Once again, the Jewish members of the Soviet intelligentsia knew well what ‘the system’ meant and what their kids were up to, as many of them actually encouraged drug use (‘taken in moderation, it’s better than drink’), political dissent and alternative lifestyles.
But if ‘the system’ was a form of protest of the younger generation against the oppressive regime, what were they protesting against? What was it that they found so bad about the Soviet system?
A clear answer to this question does not exist. The movement only becomes clear if one discusses the Jewish sensibilities of its core members. Of course, some of the sentiments of Jewish ‘systemnys’ could be labeled as liberal, although they are a far cry from what passes for liberalism now. On the other hand, and I know it from experience, the Soviet Jews weren’t big proponents of multiculturalism. In fact, their attitudes were mostly permeated with a sense of racial superiority, especially towards African students or any national or racial minorities.

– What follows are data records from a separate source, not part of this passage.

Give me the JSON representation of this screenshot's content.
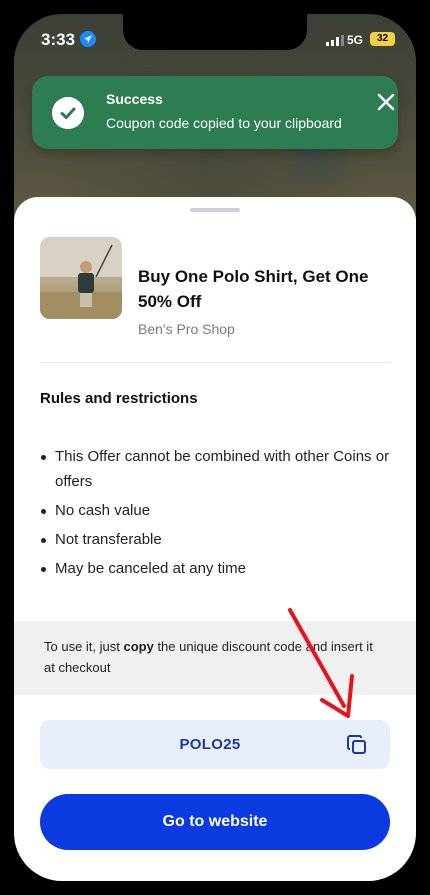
{
  "status_bar": {
    "time": "3:33",
    "network": "5G",
    "battery": "32"
  },
  "toast": {
    "title": "Success",
    "message": "Coupon code copied to your clipboard",
    "color": "#2e7d52"
  },
  "offer": {
    "title": "Buy One Polo Shirt, Get One 50% Off",
    "shop": "Ben's Pro Shop"
  },
  "rules": {
    "heading": "Rules and restrictions",
    "items": [
      "This Offer cannot be combined with other Coins or offers",
      "No cash value",
      "Not transferable",
      "May be canceled at any time"
    ]
  },
  "instructions": {
    "before": "To use it, just ",
    "bold": "copy",
    "after": " the unique discount code and insert it at checkout"
  },
  "coupon": {
    "code": "POLO25"
  },
  "actions": {
    "go_to_website": "Go to website"
  },
  "colors": {
    "primary": "#0a3ae0",
    "success": "#2e7d52",
    "annotation": "#e8121b"
  }
}
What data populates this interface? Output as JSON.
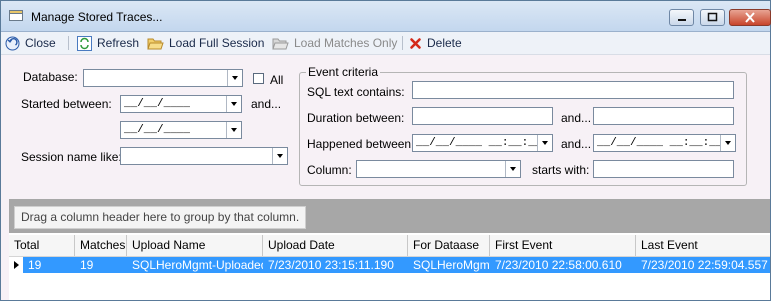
{
  "window": {
    "title": "Manage Stored Traces..."
  },
  "toolbar": {
    "close": "Close",
    "refresh": "Refresh",
    "load_full": "Load Full Session",
    "load_matches": "Load Matches Only",
    "delete": "Delete"
  },
  "filters": {
    "database_label": "Database:",
    "database_value": "",
    "all_label": "All",
    "started_label": "Started between:",
    "started_from": "__/__/____",
    "and": "and...",
    "started_to": "__/__/____",
    "session_label": "Session name like:",
    "session_value": ""
  },
  "event_criteria": {
    "title": "Event criteria",
    "sql_label": "SQL text contains:",
    "sql_value": "",
    "duration_label": "Duration between:",
    "duration_from": "",
    "and": "and...",
    "duration_to": "",
    "happened_label": "Happened between:",
    "happened_from": "__/__/____ __:__:__ __",
    "and2": "and...",
    "happened_to": "__/__/____ __:__:__ __",
    "column_label": "Column:",
    "column_value": "",
    "starts_label": "starts with:",
    "starts_value": ""
  },
  "grid": {
    "group_hint": "Drag a column header here to group by that column.",
    "columns": [
      "Total",
      "Matches",
      "Upload Name",
      "Upload Date",
      "For Dataase",
      "First Event",
      "Last Event"
    ],
    "rows": [
      [
        "19",
        "19",
        "SQLHeroMgmt-Uploaded",
        "7/23/2010 23:15:11.190",
        "SQLHeroMgmt",
        "7/23/2010 22:58:00.610",
        "7/23/2010 22:59:04.557"
      ]
    ]
  },
  "colors": {
    "selection": "#3399ff",
    "group_bar": "#a7a7a7",
    "accent": "#1a2a4a"
  }
}
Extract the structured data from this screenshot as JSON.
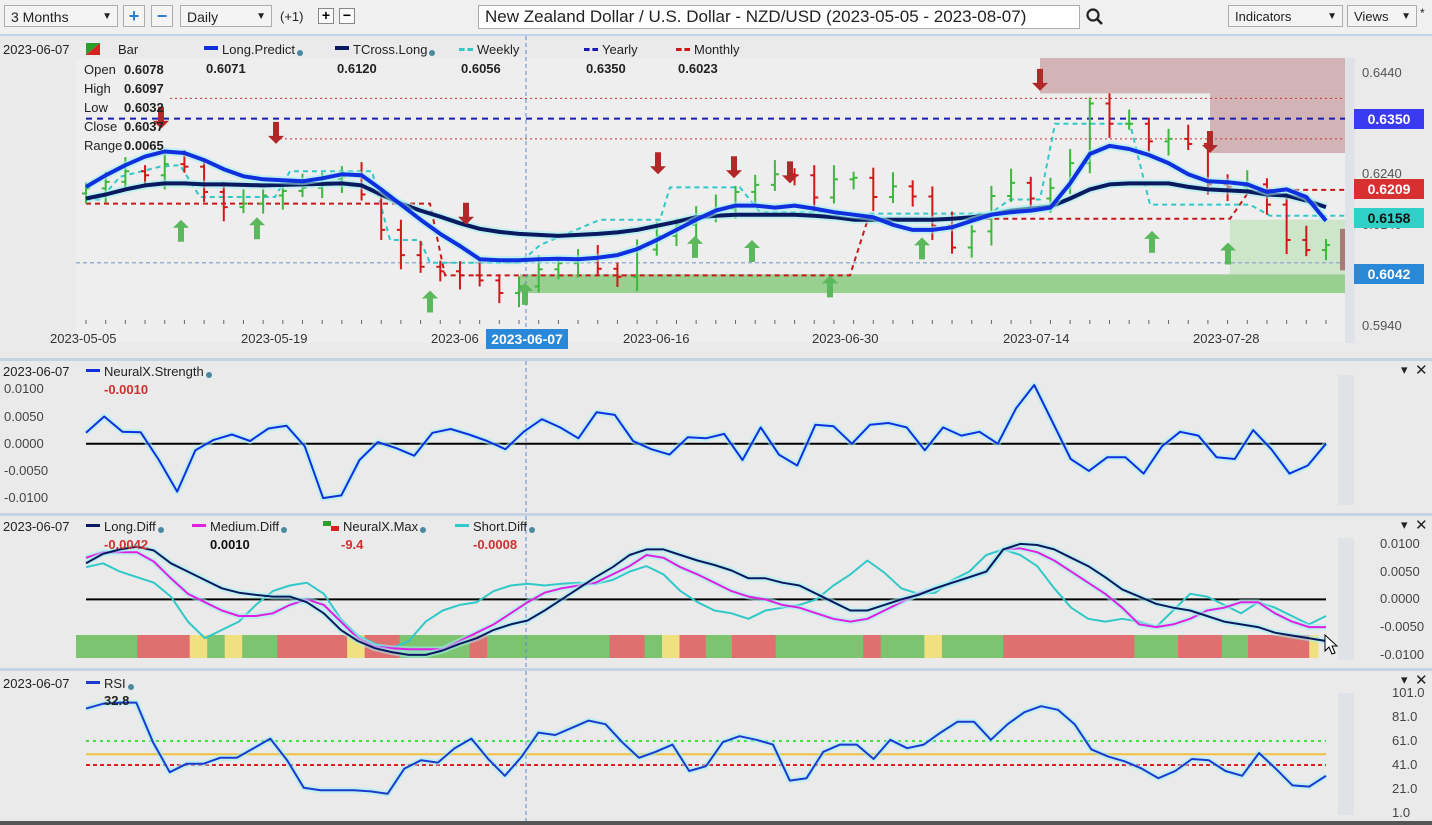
{
  "toolbar": {
    "range_select": "3 Months",
    "zoom_in_label": "+",
    "zoom_out_label": "−",
    "interval_select": "Daily",
    "offset_label": "(+1)",
    "step_plus": "+",
    "step_minus": "−",
    "title": "New Zealand Dollar / U.S. Dollar - NZD/USD (2023-05-05 - 2023-08-07)",
    "search_icon": "search-icon",
    "indicators_label": "Indicators",
    "views_label": "Views",
    "star": "*"
  },
  "colors": {
    "up": "#3cb83c",
    "down": "#d01818",
    "long_predict": "#1030e0",
    "tcross_long": "#0a1a60",
    "weekly": "#30c8c8",
    "yearly": "#1a1ab0",
    "monthly": "#c81818",
    "long_diff": "#0a1a60",
    "medium_diff": "#e020e0",
    "short_diff": "#30c8c8",
    "rsi": "#1a3ad0",
    "tag_yearly": "#3a3af0",
    "tag_monthly": "#d83030",
    "tag_weekly": "#30d0c8",
    "tag_price": "#2a88d8",
    "max_green": "#7cc470",
    "max_red": "#e07070",
    "max_yellow": "#f0e080"
  },
  "main_panel": {
    "date": "2023-06-07",
    "bar_label": "Bar",
    "ohlc": [
      {
        "label": "Open",
        "value": "0.6078"
      },
      {
        "label": "High",
        "value": "0.6097"
      },
      {
        "label": "Low",
        "value": "0.6032"
      },
      {
        "label": "Close",
        "value": "0.6037"
      },
      {
        "label": "Range",
        "value": "0.0065"
      }
    ],
    "legend": [
      {
        "name": "Long.Predict",
        "value": "0.6071"
      },
      {
        "name": "TCross.Long",
        "value": "0.6120"
      },
      {
        "name": "Weekly",
        "value": "0.6056"
      },
      {
        "name": "Yearly",
        "value": "0.6350"
      },
      {
        "name": "Monthly",
        "value": "0.6023"
      }
    ],
    "price_tags": [
      {
        "name": "yearly",
        "value": "0.6350"
      },
      {
        "name": "monthly",
        "value": "0.6209"
      },
      {
        "name": "weekly",
        "value": "0.6158"
      },
      {
        "name": "price",
        "value": "0.6042"
      }
    ],
    "crosshair_date": "2023-06-07"
  },
  "strength_panel": {
    "date": "2023-06-07",
    "legend": [
      {
        "name": "NeuralX.Strength",
        "value": "-0.0010"
      }
    ]
  },
  "diff_panel": {
    "date": "2023-06-07",
    "legend": [
      {
        "name": "Long.Diff",
        "value": "-0.0042"
      },
      {
        "name": "Medium.Diff",
        "value": "0.0010"
      },
      {
        "name": "NeuralX.Max",
        "value": "-9.4"
      },
      {
        "name": "Short.Diff",
        "value": "-0.0008"
      }
    ]
  },
  "rsi_panel": {
    "date": "2023-06-07",
    "legend": [
      {
        "name": "RSI",
        "value": "32.8"
      }
    ]
  },
  "chart_data": [
    {
      "type": "ohlc",
      "title": "NZD/USD Daily",
      "x_ticks": [
        "2023-05-05",
        "2023-05-19",
        "2023-06",
        "2023-06-16",
        "2023-06-30",
        "2023-07-14",
        "2023-07-28"
      ],
      "y_ticks": [
        "0.6440",
        "0.6240",
        "0.6140",
        "0.5940"
      ],
      "ylim": [
        0.592,
        0.647
      ],
      "bars_count": 64,
      "close": [
        0.6212,
        0.6225,
        0.6246,
        0.6238,
        0.626,
        0.6255,
        0.6205,
        0.6175,
        0.6182,
        0.6198,
        0.6207,
        0.6213,
        0.6231,
        0.6236,
        0.62,
        0.613,
        0.608,
        0.6057,
        0.6048,
        0.604,
        0.603,
        0.6005,
        0.6018,
        0.6052,
        0.6064,
        0.6072,
        0.6053,
        0.6037,
        0.6091,
        0.6118,
        0.614,
        0.6157,
        0.6172,
        0.6205,
        0.6219,
        0.624,
        0.6238,
        0.6194,
        0.623,
        0.6233,
        0.6195,
        0.6216,
        0.6196,
        0.6138,
        0.6095,
        0.6127,
        0.6197,
        0.6223,
        0.6192,
        0.6213,
        0.6262,
        0.638,
        0.634,
        0.634,
        0.6305,
        0.631,
        0.63,
        0.622,
        0.6215,
        0.622,
        0.618,
        0.611,
        0.609,
        0.61
      ],
      "series": [
        {
          "name": "Long.Predict",
          "values": [
            0.6215,
            0.6238,
            0.6258,
            0.6275,
            0.6285,
            0.6282,
            0.6268,
            0.625,
            0.6236,
            0.623,
            0.6228,
            0.6226,
            0.6232,
            0.624,
            0.6238,
            0.621,
            0.618,
            0.615,
            0.6122,
            0.6098,
            0.6072,
            0.607,
            0.607,
            0.6072,
            0.6073,
            0.6072,
            0.6075,
            0.608,
            0.6092,
            0.611,
            0.613,
            0.615,
            0.6168,
            0.6178,
            0.6178,
            0.6174,
            0.6178,
            0.6172,
            0.6165,
            0.616,
            0.6155,
            0.614,
            0.613,
            0.613,
            0.6135,
            0.6148,
            0.616,
            0.6165,
            0.6168,
            0.6174,
            0.6222,
            0.628,
            0.6296,
            0.629,
            0.6278,
            0.6262,
            0.624,
            0.6226,
            0.6224,
            0.622,
            0.6205,
            0.621,
            0.6195,
            0.6148
          ]
        },
        {
          "name": "TCross.Long",
          "values": [
            0.6192,
            0.62,
            0.621,
            0.6218,
            0.6222,
            0.6222,
            0.622,
            0.622,
            0.6219,
            0.6218,
            0.6219,
            0.622,
            0.6221,
            0.6222,
            0.6218,
            0.62,
            0.6182,
            0.6168,
            0.6156,
            0.6143,
            0.6132,
            0.6126,
            0.6122,
            0.612,
            0.6118,
            0.612,
            0.6122,
            0.6125,
            0.613,
            0.6138,
            0.6146,
            0.6155,
            0.6158,
            0.616,
            0.616,
            0.616,
            0.616,
            0.6158,
            0.6155,
            0.615,
            0.615,
            0.615,
            0.615,
            0.615,
            0.6152,
            0.6155,
            0.616,
            0.6168,
            0.6172,
            0.6176,
            0.6192,
            0.621,
            0.622,
            0.6222,
            0.6222,
            0.6222,
            0.6215,
            0.621,
            0.6208,
            0.6206,
            0.62,
            0.6198,
            0.6188,
            0.6175
          ]
        }
      ],
      "levels": [
        {
          "name": "Yearly",
          "value": 0.635
        },
        {
          "name": "Monthly (current)",
          "value": 0.6209
        },
        {
          "name": "Weekly (current)",
          "value": 0.6158
        },
        {
          "name": "Price",
          "value": 0.6042
        }
      ],
      "arrows_up_count": 13,
      "arrows_down_count": 8
    },
    {
      "type": "line",
      "title": "NeuralX.Strength",
      "y_ticks": [
        "0.0100",
        "0.0050",
        "0.0000",
        "-0.0050",
        "-0.0100"
      ],
      "ylim": [
        -0.012,
        0.013
      ],
      "series": [
        {
          "name": "NeuralX.Strength",
          "values": [
            0.002,
            0.005,
            0.0022,
            0.0021,
            -0.003,
            -0.0088,
            -0.0012,
            0.0007,
            0.0017,
            0.0005,
            0.0028,
            0.0033,
            -0.0005,
            -0.01,
            -0.0095,
            -0.003,
            0.0003,
            -0.0008,
            -0.0022,
            0.002,
            0.0027,
            0.0017,
            0.0005,
            -0.001,
            0.0022,
            0.0045,
            0.003,
            0.001,
            0.0058,
            0.0053,
            0.0005,
            -0.001,
            -0.002,
            0.0012,
            0.001,
            0.0018,
            -0.003,
            0.003,
            -0.002,
            -0.004,
            0.0035,
            0.0032,
            0.0,
            0.0035,
            0.0038,
            0.003,
            -0.0012,
            0.003,
            0.0015,
            0.0022,
            0.0,
            0.0065,
            0.0108,
            0.004,
            -0.0028,
            -0.005,
            -0.0025,
            -0.0025,
            -0.0055,
            -0.0005,
            0.0022,
            0.0015,
            -0.0025,
            -0.0028,
            0.0025,
            -0.001,
            -0.0055,
            -0.004,
            0.0
          ]
        }
      ]
    },
    {
      "type": "line",
      "title": "Diff",
      "y_ticks": [
        "0.0100",
        "0.0050",
        "0.0000",
        "-0.0050",
        "-0.0100"
      ],
      "ylim": [
        -0.012,
        0.0125
      ],
      "series": [
        {
          "name": "Long.Diff",
          "values": [
            0.0065,
            0.0082,
            0.009,
            0.0095,
            0.0088,
            0.0065,
            0.005,
            0.0035,
            0.002,
            0.0012,
            0.0008,
            0.0005,
            0.0005,
            -0.0005,
            -0.0025,
            -0.0055,
            -0.0075,
            -0.0088,
            -0.0095,
            -0.01,
            -0.01,
            -0.0092,
            -0.008,
            -0.007,
            -0.0055,
            -0.0045,
            -0.0038,
            -0.002,
            0.0,
            0.002,
            0.004,
            0.0058,
            0.008,
            0.009,
            0.009,
            0.008,
            0.007,
            0.0062,
            0.0052,
            0.0038,
            0.0038,
            0.003,
            0.0025,
            0.001,
            -0.0005,
            -0.002,
            -0.002,
            -0.001,
            0.0,
            0.0008,
            0.002,
            0.003,
            0.004,
            0.005,
            0.009,
            0.01,
            0.0098,
            0.009,
            0.0075,
            0.006,
            0.004,
            0.0018,
            0.0005,
            -0.0008,
            -0.0015,
            -0.002,
            -0.003,
            -0.004,
            -0.0045,
            -0.005,
            -0.006,
            -0.0065,
            -0.007,
            -0.0075
          ]
        },
        {
          "name": "Medium.Diff",
          "values": [
            0.0075,
            0.0085,
            0.0085,
            0.0085,
            0.0068,
            0.0038,
            0.001,
            -0.0005,
            -0.002,
            -0.003,
            -0.003,
            -0.0025,
            -0.001,
            0.0,
            -0.001,
            -0.004,
            -0.007,
            -0.0085,
            -0.0088,
            -0.009,
            -0.009,
            -0.009,
            -0.0075,
            -0.006,
            -0.0045,
            -0.0025,
            -0.0005,
            0.0012,
            0.002,
            0.0025,
            0.003,
            0.0045,
            0.006,
            0.008,
            0.0075,
            0.0058,
            0.0045,
            0.003,
            0.0015,
            0.0005,
            0.0,
            -0.001,
            -0.0015,
            -0.0025,
            -0.0035,
            -0.004,
            -0.0035,
            -0.002,
            -0.0005,
            0.001,
            0.002,
            0.003,
            0.004,
            0.005,
            0.009,
            0.0092,
            0.0085,
            0.007,
            0.005,
            0.003,
            0.001,
            -0.0015,
            -0.0045,
            -0.005,
            -0.0045,
            -0.0035,
            -0.002,
            -0.0015,
            -0.0005,
            -0.0005,
            -0.0025,
            -0.004,
            -0.005,
            -0.005
          ]
        },
        {
          "name": "Short.Diff",
          "values": [
            0.0058,
            0.0065,
            0.005,
            0.004,
            0.003,
            0.0005,
            -0.004,
            -0.007,
            -0.0055,
            -0.004,
            -0.001,
            0.0015,
            0.0025,
            0.003,
            0.001,
            -0.0035,
            -0.0065,
            -0.008,
            -0.0088,
            -0.0075,
            -0.004,
            -0.002,
            -0.001,
            -0.0005,
            0.0015,
            0.0025,
            0.0028,
            0.0025,
            0.0028,
            0.003,
            0.0028,
            0.0035,
            0.005,
            0.006,
            0.0045,
            0.0015,
            -0.0005,
            -0.002,
            -0.0025,
            -0.0035,
            -0.002,
            -0.0015,
            -0.001,
            0.0,
            0.0025,
            0.0045,
            0.007,
            0.0048,
            0.002,
            0.001,
            0.0012,
            0.0035,
            0.005,
            0.008,
            0.009,
            0.008,
            0.006,
            0.002,
            -0.0015,
            -0.0035,
            -0.004,
            -0.0035,
            -0.004,
            -0.005,
            -0.002,
            0.001,
            0.0005,
            -0.001,
            -0.0025,
            -0.0005,
            -0.0015,
            -0.003,
            -0.0045,
            -0.003
          ]
        }
      ],
      "neuralx_max_blocks": [
        {
          "state": "green",
          "count": 7
        },
        {
          "state": "red",
          "count": 6
        },
        {
          "state": "yellow",
          "count": 2
        },
        {
          "state": "green",
          "count": 2
        },
        {
          "state": "yellow",
          "count": 2
        },
        {
          "state": "green",
          "count": 4
        },
        {
          "state": "red",
          "count": 8
        },
        {
          "state": "yellow",
          "count": 2
        },
        {
          "state": "red",
          "count": 4
        },
        {
          "state": "green",
          "count": 8
        },
        {
          "state": "red",
          "count": 2
        },
        {
          "state": "green",
          "count": 14
        },
        {
          "state": "red",
          "count": 4
        },
        {
          "state": "green",
          "count": 2
        },
        {
          "state": "yellow",
          "count": 2
        },
        {
          "state": "red",
          "count": 3
        },
        {
          "state": "green",
          "count": 3
        },
        {
          "state": "red",
          "count": 5
        },
        {
          "state": "green",
          "count": 10
        },
        {
          "state": "red",
          "count": 2
        },
        {
          "state": "green",
          "count": 5
        },
        {
          "state": "yellow",
          "count": 2
        },
        {
          "state": "green",
          "count": 7
        },
        {
          "state": "red",
          "count": 15
        },
        {
          "state": "green",
          "count": 5
        },
        {
          "state": "red",
          "count": 5
        },
        {
          "state": "green",
          "count": 3
        },
        {
          "state": "red",
          "count": 7
        },
        {
          "state": "yellow",
          "count": 1
        }
      ]
    },
    {
      "type": "line",
      "title": "RSI",
      "y_ticks": [
        "101.0",
        "81.0",
        "61.0",
        "41.0",
        "21.0",
        "1.0"
      ],
      "ylim": [
        1,
        101
      ],
      "levels": [
        {
          "name": "upper",
          "value": 61
        },
        {
          "name": "middle",
          "value": 50
        },
        {
          "name": "lower",
          "value": 41
        }
      ],
      "series": [
        {
          "name": "RSI",
          "values": [
            88,
            92,
            93,
            93,
            60,
            35,
            42,
            42,
            47,
            47,
            55,
            63,
            45,
            22,
            20,
            20,
            20,
            19,
            17,
            38,
            45,
            43,
            55,
            63,
            46,
            32,
            48,
            68,
            66,
            72,
            78,
            75,
            60,
            47,
            52,
            58,
            36,
            40,
            60,
            65,
            62,
            58,
            28,
            30,
            52,
            58,
            58,
            46,
            62,
            55,
            58,
            68,
            77,
            77,
            62,
            75,
            85,
            90,
            87,
            75,
            54,
            48,
            44,
            38,
            30,
            36,
            46,
            45,
            36,
            32,
            51,
            38,
            24,
            23,
            32
          ]
        }
      ]
    }
  ]
}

Their liberalism was most apparent in their attempts to form alternative institutions, such as Jazz schools, musical clubs, artists’ associations and unions — all institutions where Jewish creative genius and their social networking reigned supreme. Also, there were cliques of likeminded people who formed informal circles inside their places of employment or study. There were outcries among students to liberalize academic programs (e.g., to make Freud a larger part of the curriculum), to allow access to information (mainly the works of liberal authors), to make abstract art an official form of art in the Soviet Union (instead of Social Realism), and to disband state-run Music Unions and let rock bands take their place. There wasn’t any talk about allowing free markets or even partially abolishing the absolute state monopoly on sales and production. There were constant complaints about Soviet politics and about the regulations regarding emigration laws; a lot of ‘sistemnys’ wished to be granted the freedom of movement — the right to leave the country or to travel abroad freely.
In the end, ‘the system’ did not leave any visible marks on the cultural life of the USSR. Indeed, it’s surprising that such a large gathering, a counterculture, an enclave of so many poets, artists, and musicians failed to produce anyone of importance. ‘Sistemnys’ were ready to hail each other as true creative geniuses. This, of course, is a good Jewish tradition: you could hardly find a Jewish family where the parents don’t regard their child as a ‘prodigy’. However, to quote another Jewish member of ‘the system’, ‘art is long lasting, but I am not; so I decided to stop playing music and start making money’. In the end, doing well at business would always be the first choice of these creative geniuses, and it’s no secret that the financial and business life of the new Russia is heavily Jewish, although I cannot say whether the newly hatched businessmen had been promising artists in Soviet times.
On the other hand, ‘the system’ managed to turn so many of the best and brightest non-Jewish young men and women into wrecks that one cannot help but to wonder —was that its purpose?